Are Female Bosses More Likely To Be Depressed?

Newsy (Nov. 24, 2014) A new study links greater authority with increased depressive symptoms among women in the workplace. Video provided by Newsy
Powered by NewsLook.com
Winter Can Cause Depression — Here's How To Combat It

Winter Can Cause Depression — Here's How To Combat It

Newsy (Nov. 23, 2014) Millions of American suffer from seasonal depression every year. It can lead to adverse health effects, but there are ways to ease symptoms. Video provided by Newsy
Powered by NewsLook.com
Ebola-Hit Sierra Leone's Late Cocoa Leaves Bitter Taste

Ebola-Hit Sierra Leone's Late Cocoa Leaves Bitter Taste

AFP (Nov. 23, 2014) The arable district of Kenema in Sierra Leone -- at the centre of the Ebola outbreak in May -- has been under quarantine for three months as the cocoa harvest comes in. Duration: 01:32 Video provided by AFP
Powered by NewsLook.com
Don't Fall For Flu Shot Myths

Don't Fall For Flu Shot Myths

Newsy (Nov. 23, 2014) Misconceptions abound when it comes to your annual flu shot. Medical experts say most people older than 6 months should get the shot. Video provided by Newsy
Powered by NewsLook.com

Search ScienceDaily

Number of stories in archives: 140,361

Find with keyword(s):
Enter a keyword or phrase to search ScienceDaily for related topics and research stories.

Save/Print:
Share:

Breaking News:

Strange & Offbeat Stories


Health & Medicine

Mind & Brain

Living & Well

In Other News

... from NewsDaily.com

Science News

Health News

Environment News

Technology News



Save/Print:
Share:

Free Subscriptions

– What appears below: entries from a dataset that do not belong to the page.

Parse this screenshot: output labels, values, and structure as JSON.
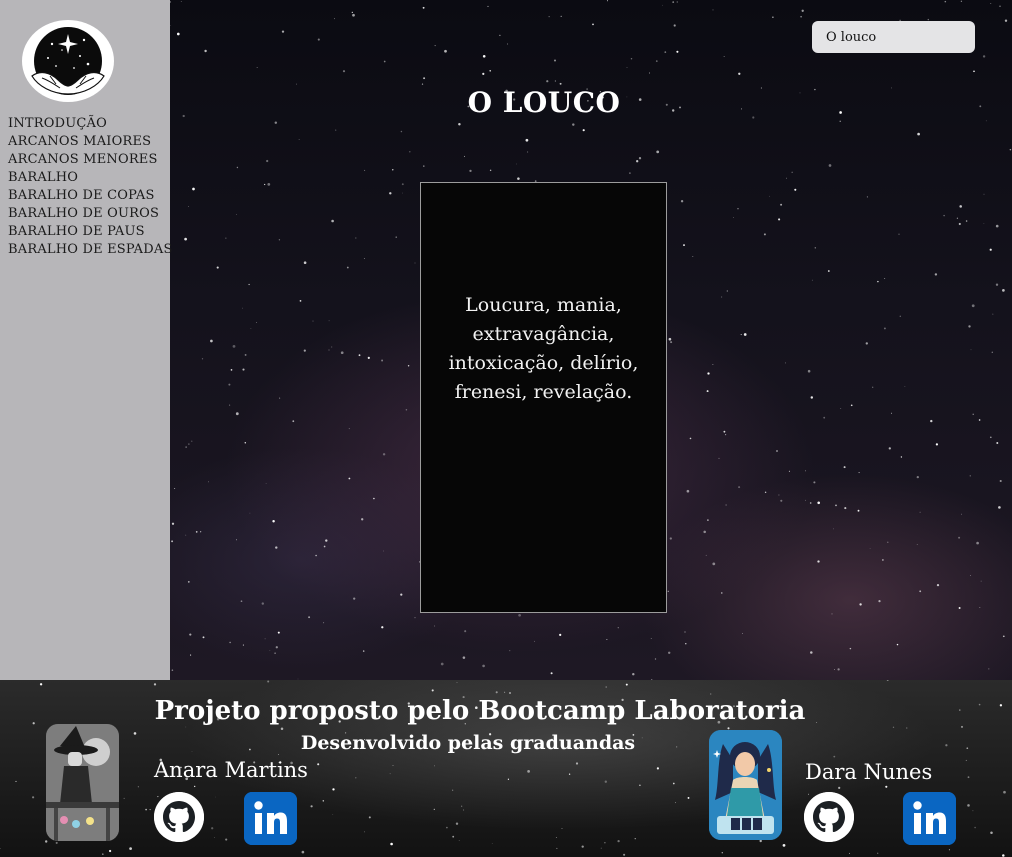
{
  "sidebar": {
    "logo_icon": "hands-night-sky-logo-icon",
    "items": [
      {
        "label": "INTRODUÇÃO"
      },
      {
        "label": "ARCANOS MAIORES"
      },
      {
        "label": "ARCANOS MENORES"
      },
      {
        "label": "BARALHO"
      },
      {
        "label": "BARALHO DE COPAS"
      },
      {
        "label": "BARALHO DE OUROS"
      },
      {
        "label": "BARALHO DE PAUS"
      },
      {
        "label": "BARALHO DE ESPADAS"
      }
    ]
  },
  "search": {
    "value": "O louco"
  },
  "main": {
    "title": "O LOUCO",
    "card_text": "Loucura, mania, extravagância, intoxicação, delírio, frenesi, revelação."
  },
  "footer": {
    "title": "Projeto proposto pelo Bootcamp Laboratoria",
    "subtitle": "Desenvolvido pelas graduandas",
    "authors": [
      {
        "name": "Anara Martins",
        "avatar_icon": "witch-illustration-avatar",
        "github_icon": "github-icon",
        "linkedin_icon": "linkedin-icon"
      },
      {
        "name": "Dara Nunes",
        "avatar_icon": "tarot-reader-illustration-avatar",
        "github_icon": "github-icon",
        "linkedin_icon": "linkedin-icon"
      }
    ]
  },
  "colors": {
    "sidebar_bg": "#b7b6b9",
    "card_bg": "#060606",
    "linkedin_blue": "#0a66c2",
    "search_bg": "#e4e4e6"
  }
}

Get the latest science news with ScienceDaily's free email newsletters, updated daily and weekly. Or view hourly updated newsfeeds in your RSS reader:

Get Social & Mobile


Keep up to date with the latest news from ScienceDaily via social networks and mobile apps:

Have Feedback?


Tell us what you think of ScienceDaily -- we welcome both positive and negative comments. Have any problems using the site? Questions?
Mobile: iPhone Android Web
Follow: Facebook Twitter Google+
Subscribe: RSS Feeds Email Newsletters
Latest Headlines Health & Medicine Mind & Brain Space & Time Matter & Energy Computers & Math Plants & Animals Earth & Climate Fossils & Ruins